Find your “go to” happy place in your home and/or at your school. Maybe it’s the school’s garden. Or maybe you were a jock as a kid and you love the sounds and smells of the gym. Or maybe you lock yourself in your car and blare your favorite music. No judgement. Physically move yourself somewhere that makes you feel more whole.

4. Be Grateful: Turn Inwards and Find What Makes You Happy

Some days are going to be better than others. That’s life. So on some days it’s harder to be grateful for the things and people in your life. But forcing yourself to find gratitude even on the hardest of days, will remind you how lucky you really are. That, in and of itself, is a good thing. But it will also take care of your soul. It will fill you up emotionally after those really hard days.

On those great win days, when your child reached a milestone that those ridiculous doctors predicted they would never reach, it’ll be easy to write what you’re thankful for. Or when the student who couldn’t hold their pencil was finally able to master it. Those are easy days to be grateful. It’s clear that you’re awesome, they’re awesome and the whole world is awesome.

Other days aren’t so easy. Like those days when your student pees on the rug and you sit in the exact same spot (I swear, this really happened to me). It’s times like those when it’s harder to find things to be grateful for. But this is when we have to try harder than ever. Because these are the moments that will define you.

On that fateful “pee on the rug day,” I was grateful there were no afterschool meetings so I could go home and change out of my pee-jeans.

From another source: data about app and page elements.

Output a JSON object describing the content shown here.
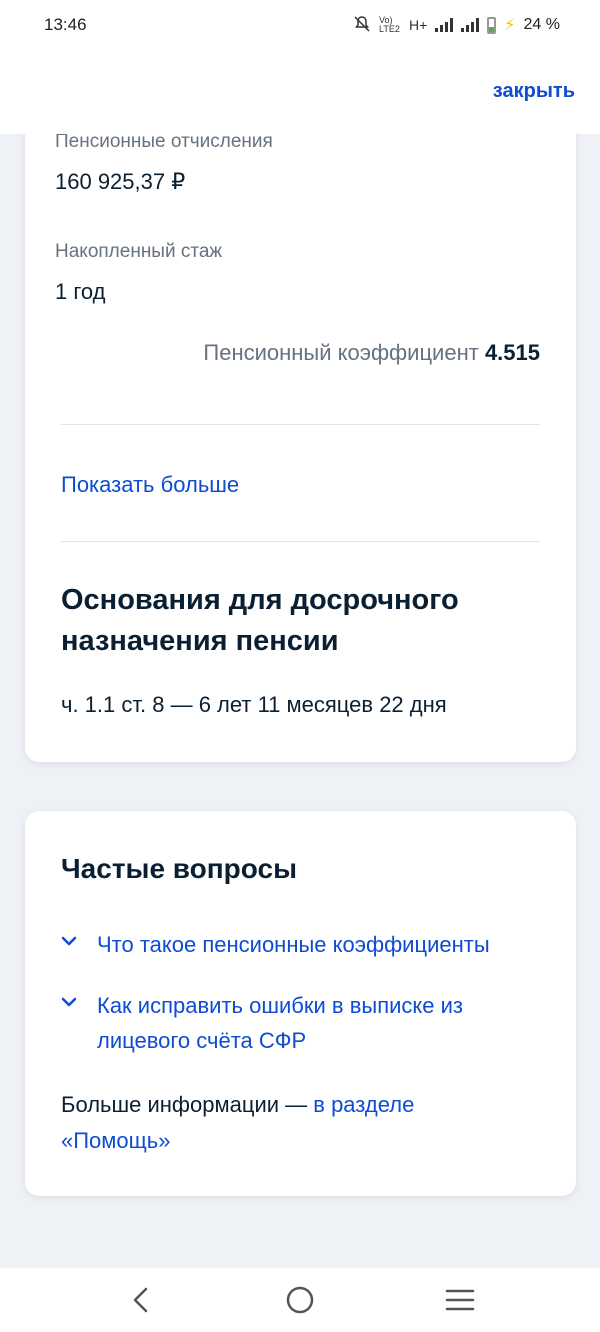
{
  "status_bar": {
    "time": "13:46",
    "network": "H+",
    "volte": "Vo) LTE2",
    "battery_percent": "24 %",
    "icons": [
      "mute-icon",
      "volte-icon",
      "signal-icon",
      "battery-icon",
      "charging-icon"
    ]
  },
  "header": {
    "close_label": "закрыть"
  },
  "pension_card": {
    "contributions_label": "Пенсионные отчисления",
    "contributions_value": "160 925,37 ₽",
    "experience_label": "Накопленный стаж",
    "experience_value": "1 год",
    "coefficient_label": "Пенсионный коэффициент",
    "coefficient_value": "4.515",
    "show_more": "Показать больше",
    "early_title": "Основания для досрочного назначения пенсии",
    "early_text": "ч. 1.1 ст. 8 — 6 лет 11 месяцев 22 дня"
  },
  "faq": {
    "title": "Частые вопросы",
    "items": [
      {
        "text": "Что такое пенсионные коэффициенты"
      },
      {
        "text": "Как исправить ошибки в выписке из лицевого счёта СФР"
      }
    ],
    "more_prefix": "Больше информации — ",
    "more_link": "в разделе «Помощь»"
  },
  "colors": {
    "accent": "#0d4cd3",
    "text": "#0b1f33",
    "muted": "#66727f",
    "background": "#eef1f5"
  }
}
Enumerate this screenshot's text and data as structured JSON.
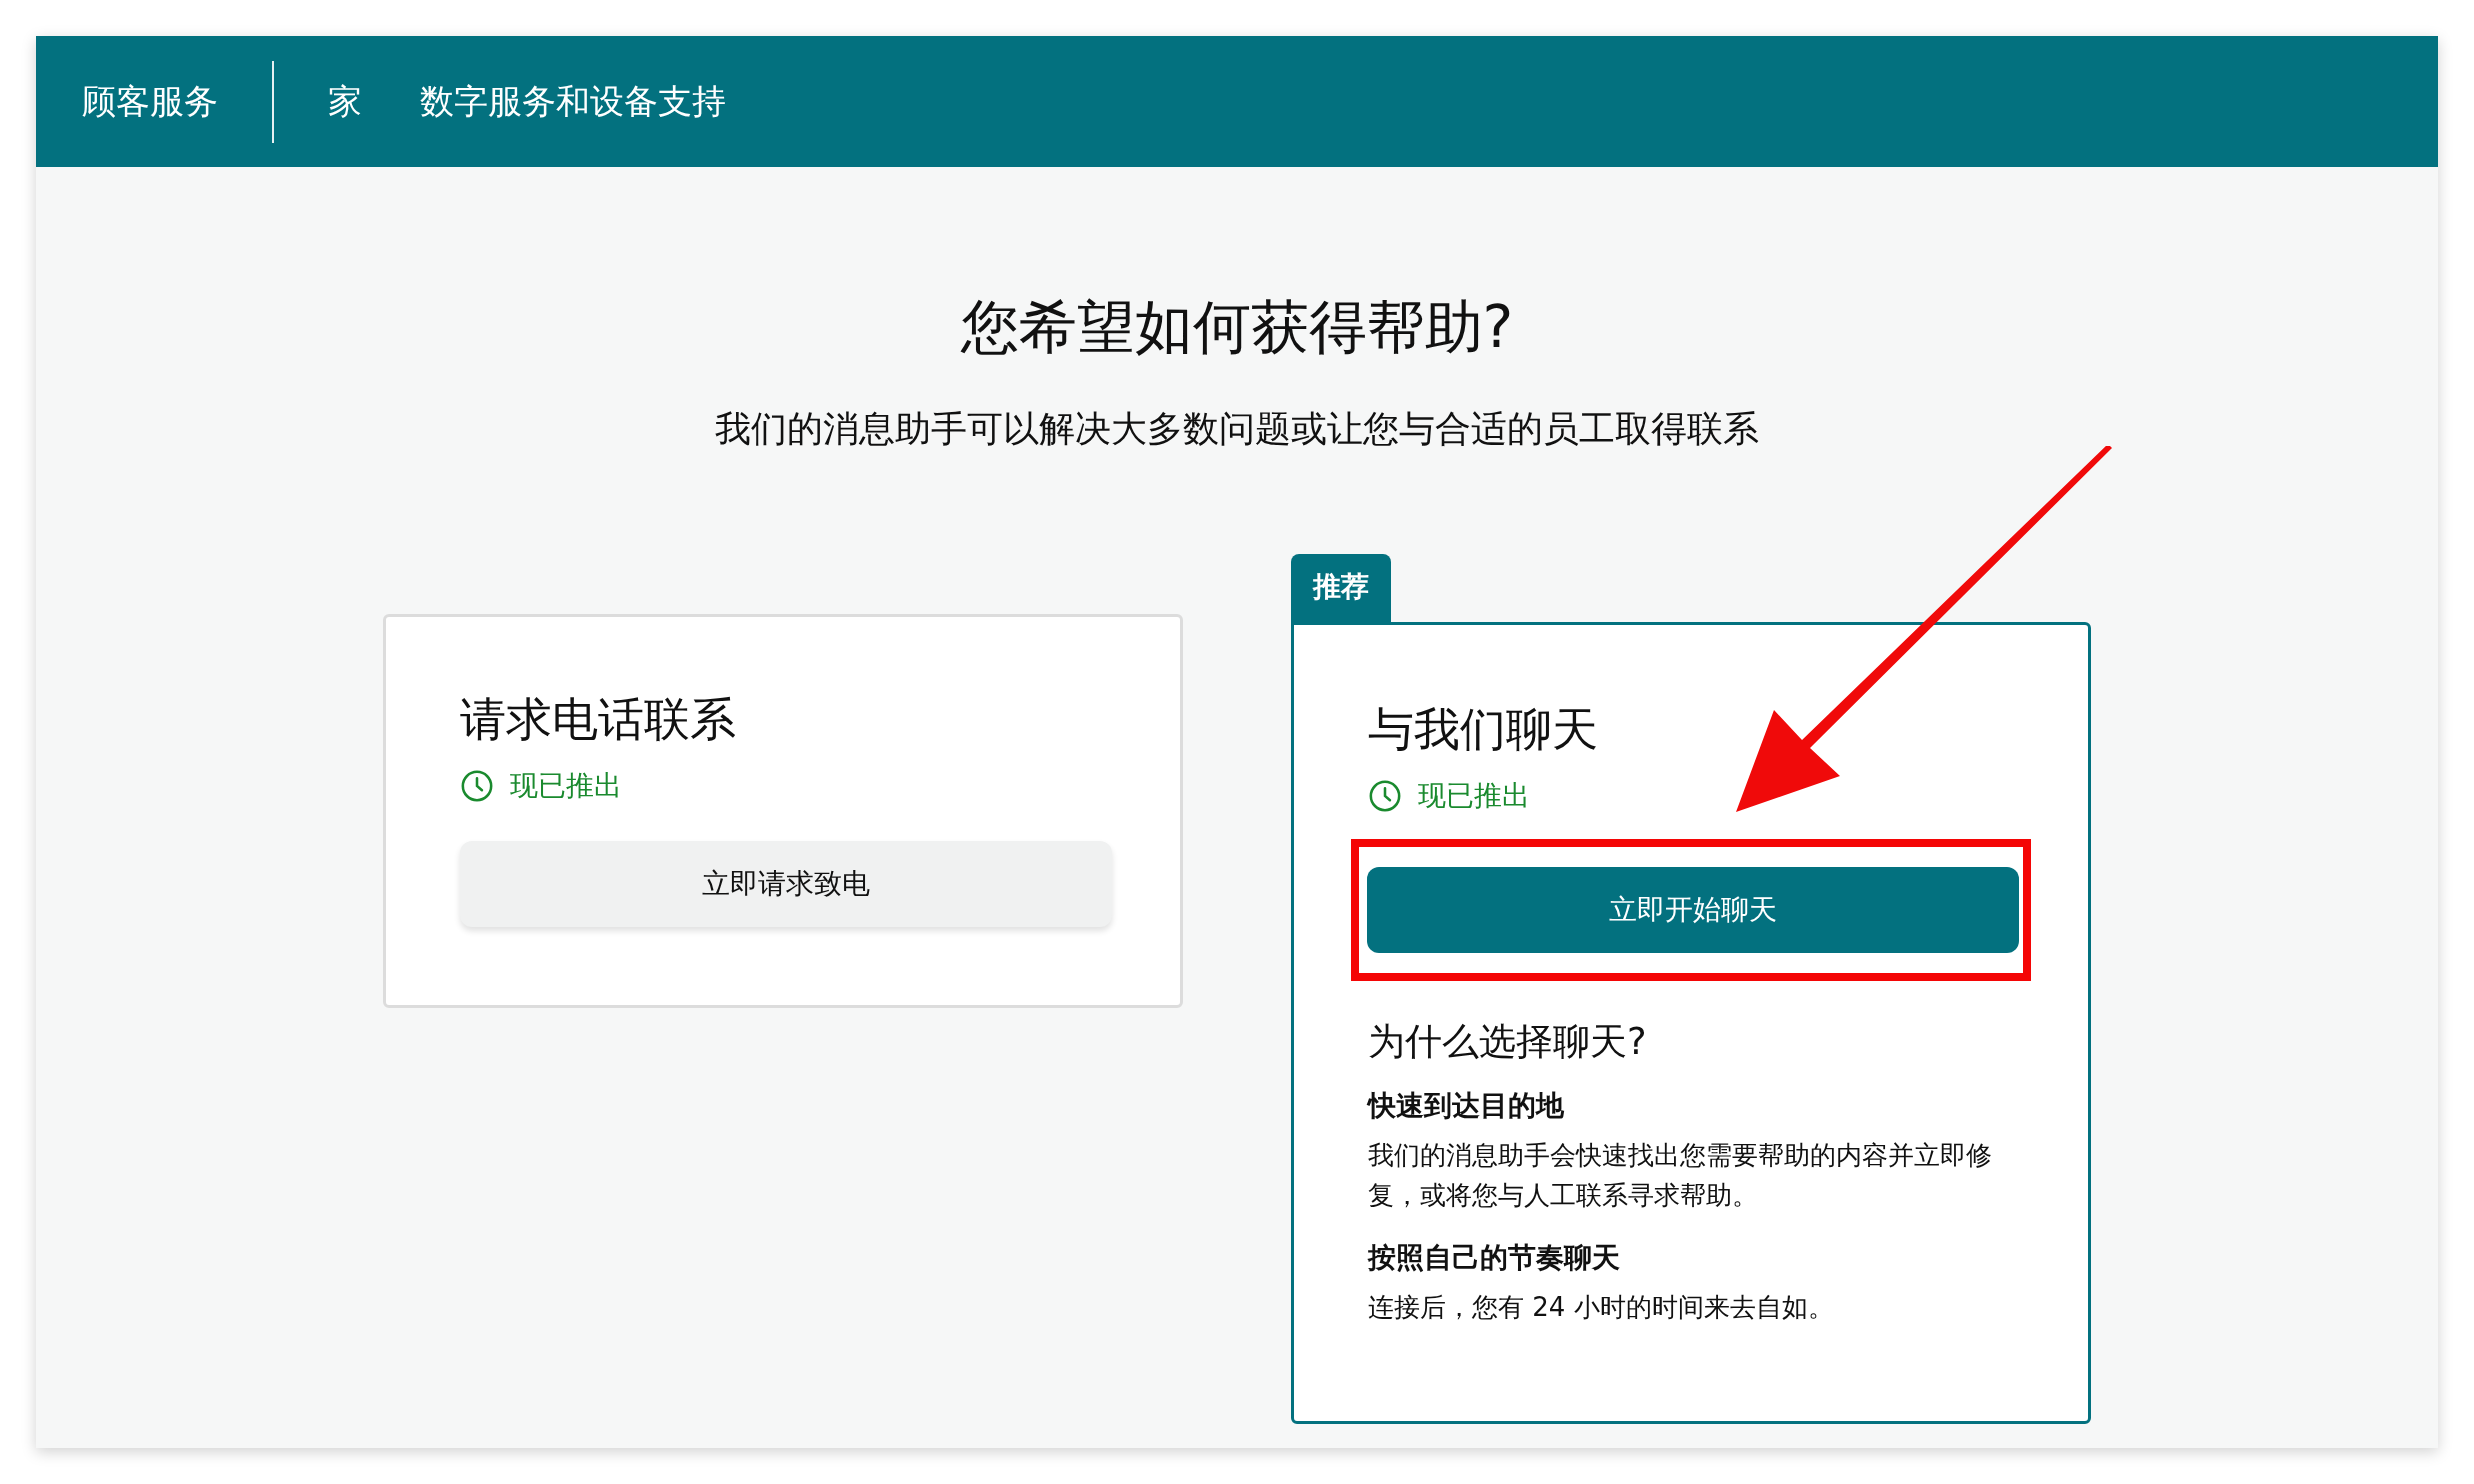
{
  "header": {
    "brand": "顾客服务",
    "nav": [
      "家",
      "数字服务和设备支持"
    ]
  },
  "heading": "您希望如何获得帮助?",
  "subheading": "我们的消息助手可以解决大多数问题或让您与合适的员工取得联系",
  "options": [
    {
      "title": "请求电话联系",
      "status": "现已推出",
      "button": {
        "label": "立即请求致电",
        "kind": "secondary"
      },
      "recommended": false,
      "highlighted": false
    },
    {
      "badge": "推荐",
      "title": "与我们聊天",
      "status": "现已推出",
      "button": {
        "label": "立即开始聊天",
        "kind": "primary"
      },
      "recommended": true,
      "highlighted": true,
      "why": {
        "title": "为什么选择聊天?",
        "reasons": [
          {
            "title": "快速到达目的地",
            "text": "我们的消息助手会快速找出您需要帮助的内容并立即修复，或将您与人工联系寻求帮助。"
          },
          {
            "title": "按照自己的节奏聊天",
            "text": "连接后，您有 24 小时的时间来去自如。"
          }
        ]
      }
    }
  ]
}
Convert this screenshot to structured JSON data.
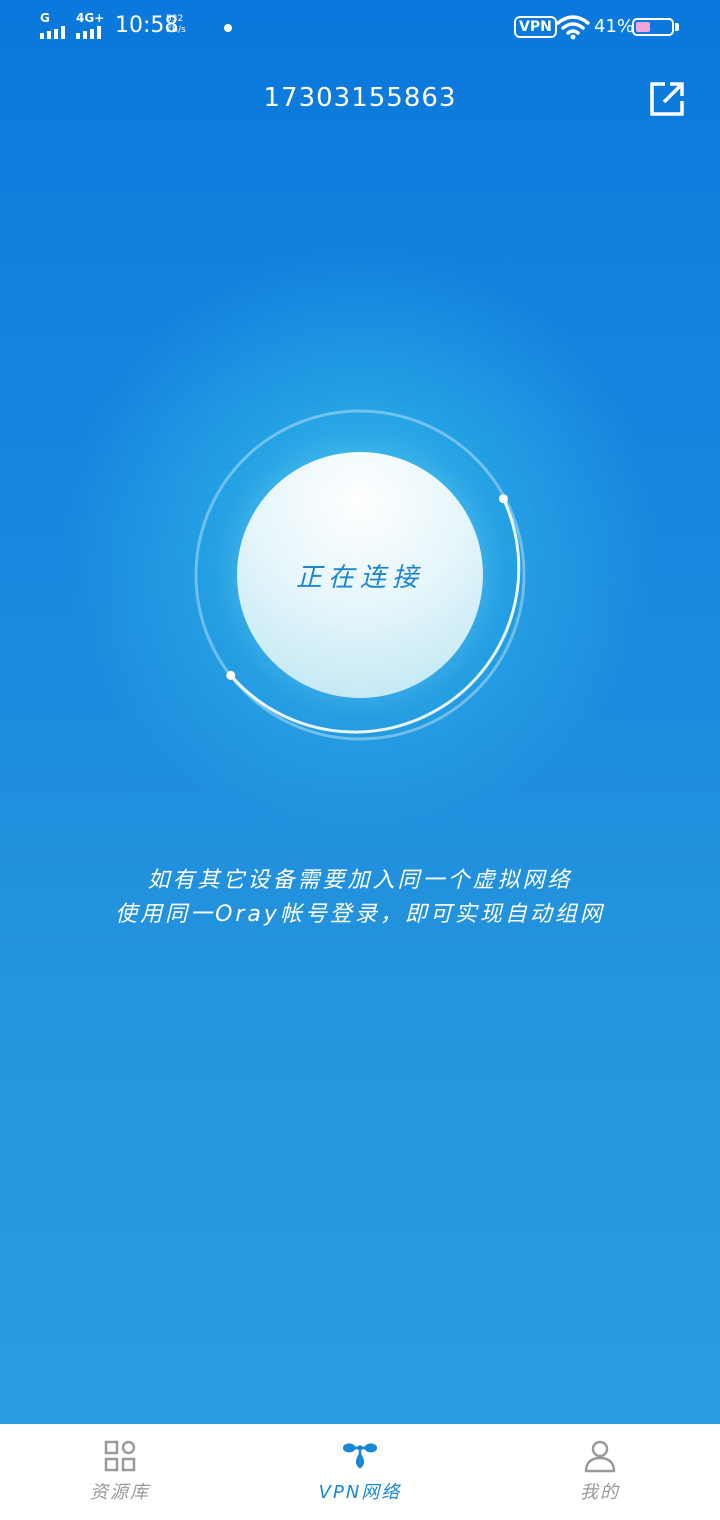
{
  "status_bar": {
    "sim1_label": "G",
    "sim2_label": "4G+",
    "time": "10:58",
    "net_speed_value": "532",
    "net_speed_unit": "KB/s",
    "vpn_badge": "VPN",
    "battery_percent": "41%",
    "battery_level": 0.41
  },
  "header": {
    "account": "17303155863",
    "share_icon": "external-link-icon"
  },
  "connect": {
    "status_label": "正在连接"
  },
  "hint": {
    "line1": "如有其它设备需要加入同一个虚拟网络",
    "line2": "使用同一Oray帐号登录，即可实现自动组网"
  },
  "nav": {
    "items": [
      {
        "label": "资源库",
        "icon": "grid-apps-icon",
        "active": false
      },
      {
        "label": "VPN网络",
        "icon": "network-nodes-icon",
        "active": true
      },
      {
        "label": "我的",
        "icon": "user-icon",
        "active": false
      }
    ]
  },
  "colors": {
    "background_top": "#0a78dc",
    "background_bottom": "#2c9fe0",
    "accent": "#1a86d6",
    "inactive": "#9a9a9a",
    "battery_fill": "#f0a6d8"
  }
}
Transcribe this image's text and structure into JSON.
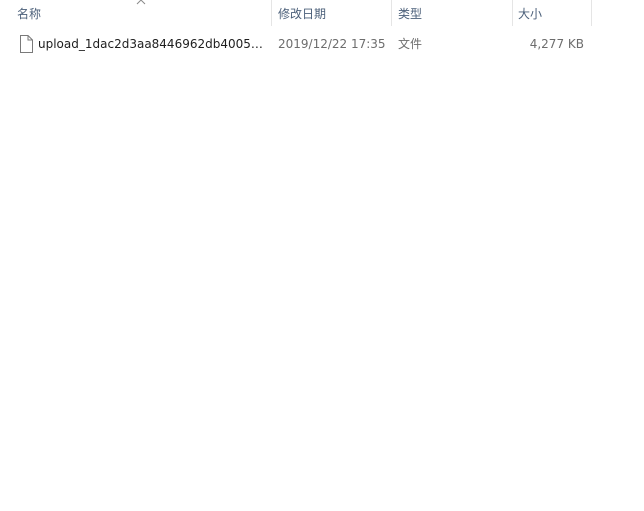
{
  "columns": {
    "name": "名称",
    "modified": "修改日期",
    "type": "类型",
    "size": "大小"
  },
  "sort": {
    "column": "name",
    "indicator": "chevron-up-icon"
  },
  "files": [
    {
      "name": "upload_1dac2d3aa8446962db4005d...",
      "modified": "2019/12/22 17:35",
      "type": "文件",
      "size": "4,277 KB",
      "icon": "generic-file-icon"
    }
  ],
  "colors": {
    "header_text": "#4c607a",
    "detail_text": "#6d6d6d",
    "separator": "#e5e5e5"
  }
}
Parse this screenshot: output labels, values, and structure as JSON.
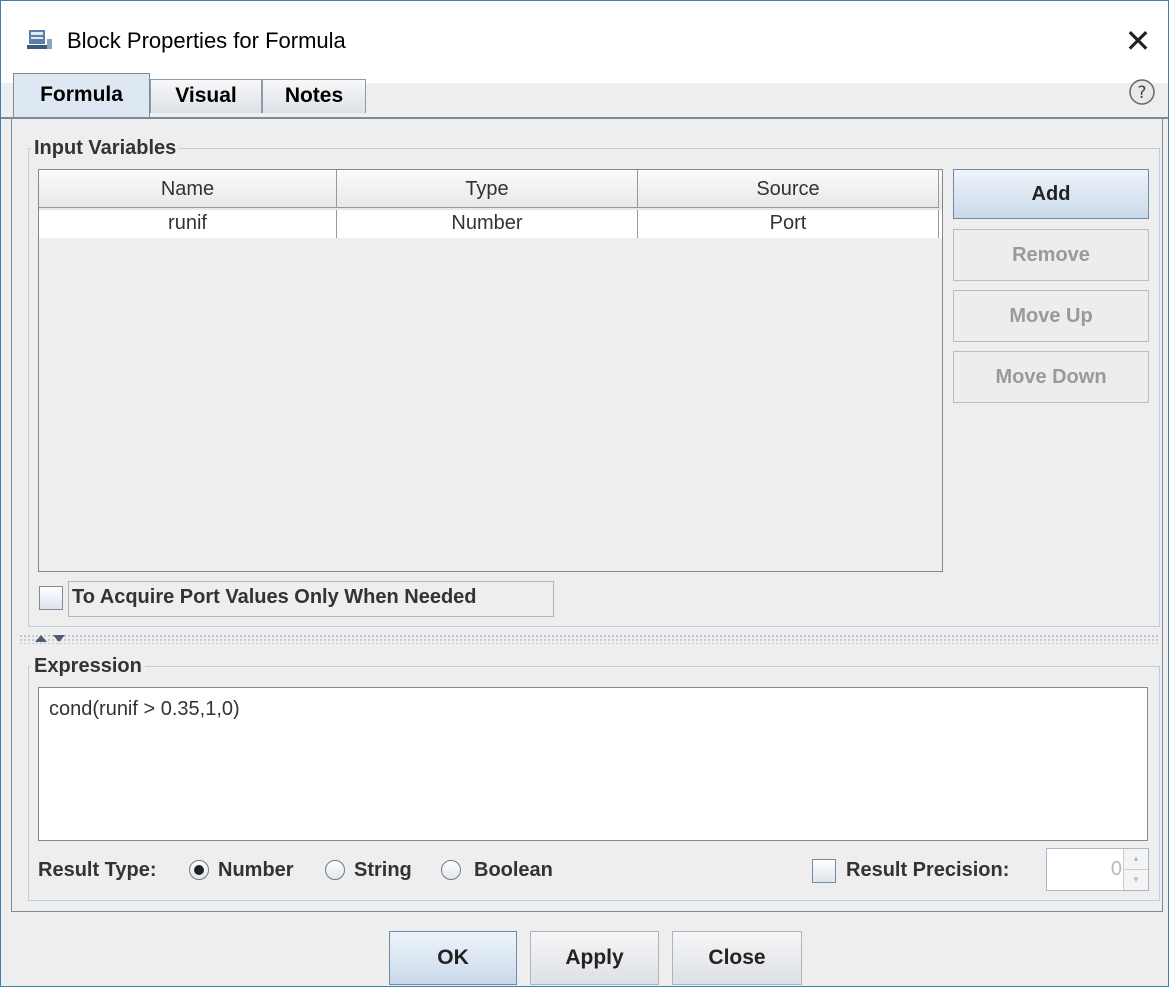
{
  "window": {
    "title": "Block Properties for Formula"
  },
  "tabs": [
    {
      "label": "Formula",
      "active": true
    },
    {
      "label": "Visual",
      "active": false
    },
    {
      "label": "Notes",
      "active": false
    }
  ],
  "icons": {
    "app": "block-properties-icon",
    "close": "close-icon",
    "help": "help-icon"
  },
  "input_variables": {
    "legend": "Input Variables",
    "columns": [
      "Name",
      "Type",
      "Source"
    ],
    "rows": [
      {
        "name": "runif",
        "type": "Number",
        "source": "Port"
      }
    ],
    "buttons": {
      "add": "Add",
      "remove": "Remove",
      "move_up": "Move Up",
      "move_down": "Move Down"
    },
    "acquire_checkbox_label": "To Acquire Port Values Only When Needed",
    "acquire_checked": false
  },
  "expression": {
    "legend": "Expression",
    "value": "cond(runif > 0.35,1,0)",
    "result_type_label": "Result Type:",
    "result_types": [
      "Number",
      "String",
      "Boolean"
    ],
    "selected_result_type": "Number",
    "result_precision_label": "Result Precision:",
    "result_precision_checked": false,
    "result_precision_value": "0"
  },
  "footer": {
    "ok": "OK",
    "apply": "Apply",
    "close": "Close"
  },
  "colors": {
    "window_border": "#3c7fb1",
    "group_border": "#b8cfe5",
    "background": "#eeeeee"
  }
}
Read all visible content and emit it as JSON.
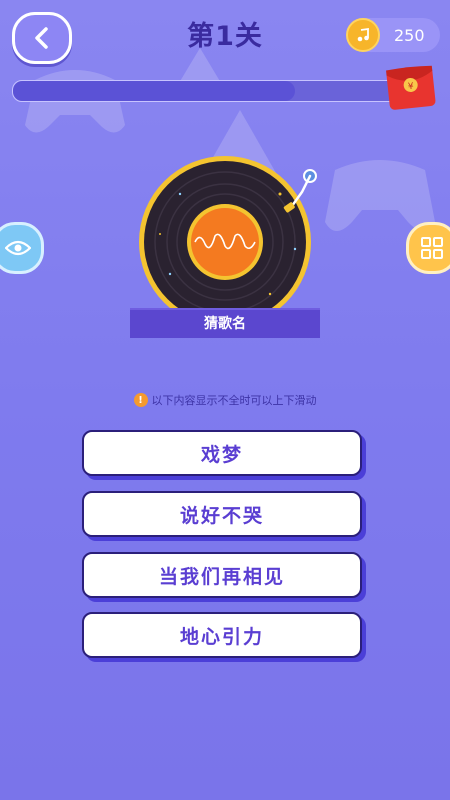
{
  "header": {
    "back_icon": "chevron-left-icon",
    "level_title": "第1关",
    "coin_icon": "coin-music-icon",
    "coin_count": "250"
  },
  "progress": {
    "fraction": 0.68,
    "reward_icon": "red-envelope-icon",
    "reward_symbol": "¥"
  },
  "side": {
    "left_icon": "eye-icon",
    "right_icon": "grid-icon"
  },
  "record": {
    "label": "猜歌名",
    "icon": "vinyl-record-icon"
  },
  "hint": {
    "icon": "exclamation-icon",
    "symbol": "!",
    "text": "以下内容显示不全时可以上下滑动"
  },
  "answers": [
    {
      "label": "戏梦"
    },
    {
      "label": "说好不哭"
    },
    {
      "label": "当我们再相见"
    },
    {
      "label": "地心引力"
    }
  ],
  "colors": {
    "accent": "#5a3ed2",
    "background": "#8a86f1",
    "coin": "#f7b52a",
    "eye_button": "#7ec8f5",
    "grid_button": "#ffc44b"
  }
}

I was grateful to be reminded how embarrassed and uncomfortable kids feel when they have an accident. I was also grateful that it was just pee and not poop.

Sometimes you need to force yourself to remember all the good things. Because if you focus on the yuck, if you focus on the stuff that’s so hard it makes your teeth hurt, you won’t be able to function and tackle it. You won’t be of any help to anyone.


At the end of the day, self-preservation is one of the greatest acts of kindness you can do for the people in your life. Because as the old adage goes, it’s impossible to save others from drowning unless we put on our own life vest first. It is justified selfishness that not only gives us the emotional and physical strength to be the amazing person we were meant to be, but the courage to help those around us become who they were meant to become.

But it starts with you. Today. In this moment.

Go ahead and ask yourself this one simple question: what fills you up, brings you back to a place of calm and peace? Restores your spirit? Once you have your answer, put down your phone, your tablet or your computer and go do it. That’ll be your life vest and you need to wear it…every day.

Your sanity is counting on it.

Nicole Black is a credentialed elementary school teacher, tutor and substitute teacher. She is raising her 3 awesome kids, volunteering in their classrooms and is just trying to make it to bedtime. Her hobbies include attending IEP Meetings, sleeping in and searching Pinterest for inspiring recipes that she may or may not ever make. Oh, and she also likes to write.